From the records below, copy each line in which the string "arrow" occurs.

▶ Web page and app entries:
******

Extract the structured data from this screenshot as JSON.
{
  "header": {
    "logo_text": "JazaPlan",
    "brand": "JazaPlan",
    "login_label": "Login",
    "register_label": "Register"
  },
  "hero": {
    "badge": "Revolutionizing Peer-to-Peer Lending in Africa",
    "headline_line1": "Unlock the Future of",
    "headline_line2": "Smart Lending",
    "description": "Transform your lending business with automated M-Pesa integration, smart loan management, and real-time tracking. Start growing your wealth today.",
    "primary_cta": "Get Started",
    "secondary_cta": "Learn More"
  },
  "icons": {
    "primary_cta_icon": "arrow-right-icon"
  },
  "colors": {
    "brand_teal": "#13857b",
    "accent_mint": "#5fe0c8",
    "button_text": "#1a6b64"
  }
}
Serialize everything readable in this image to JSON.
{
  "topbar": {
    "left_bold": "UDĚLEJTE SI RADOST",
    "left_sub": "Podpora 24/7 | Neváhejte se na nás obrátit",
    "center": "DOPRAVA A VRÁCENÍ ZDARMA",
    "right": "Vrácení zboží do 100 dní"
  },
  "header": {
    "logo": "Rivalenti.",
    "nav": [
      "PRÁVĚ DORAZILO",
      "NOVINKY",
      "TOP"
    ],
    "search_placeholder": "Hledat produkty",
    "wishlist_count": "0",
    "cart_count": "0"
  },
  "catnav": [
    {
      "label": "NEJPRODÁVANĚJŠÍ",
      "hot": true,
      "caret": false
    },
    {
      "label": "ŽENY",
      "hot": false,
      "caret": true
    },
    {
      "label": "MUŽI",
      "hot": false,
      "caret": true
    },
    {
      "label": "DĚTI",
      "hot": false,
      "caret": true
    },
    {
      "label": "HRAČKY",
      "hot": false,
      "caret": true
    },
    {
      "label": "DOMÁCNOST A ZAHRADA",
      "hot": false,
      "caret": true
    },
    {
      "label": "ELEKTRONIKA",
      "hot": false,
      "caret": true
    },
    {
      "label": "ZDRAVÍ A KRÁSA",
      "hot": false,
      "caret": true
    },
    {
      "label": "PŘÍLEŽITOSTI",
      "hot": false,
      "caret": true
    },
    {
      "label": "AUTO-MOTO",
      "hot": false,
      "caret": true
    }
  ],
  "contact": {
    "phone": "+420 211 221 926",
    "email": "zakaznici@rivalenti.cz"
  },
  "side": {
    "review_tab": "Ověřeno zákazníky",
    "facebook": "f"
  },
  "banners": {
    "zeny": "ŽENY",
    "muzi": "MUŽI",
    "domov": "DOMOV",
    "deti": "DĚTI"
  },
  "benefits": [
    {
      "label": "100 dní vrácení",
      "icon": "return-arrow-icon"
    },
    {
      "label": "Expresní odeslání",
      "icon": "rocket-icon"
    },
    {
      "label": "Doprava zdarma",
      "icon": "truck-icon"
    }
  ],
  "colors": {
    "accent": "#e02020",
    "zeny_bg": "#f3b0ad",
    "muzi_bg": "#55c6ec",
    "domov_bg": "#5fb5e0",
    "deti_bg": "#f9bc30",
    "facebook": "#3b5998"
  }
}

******

▶ Result of this task:
    "primary_cta_icon": "arrow-right-icon"
      "icon": "return-arrow-icon"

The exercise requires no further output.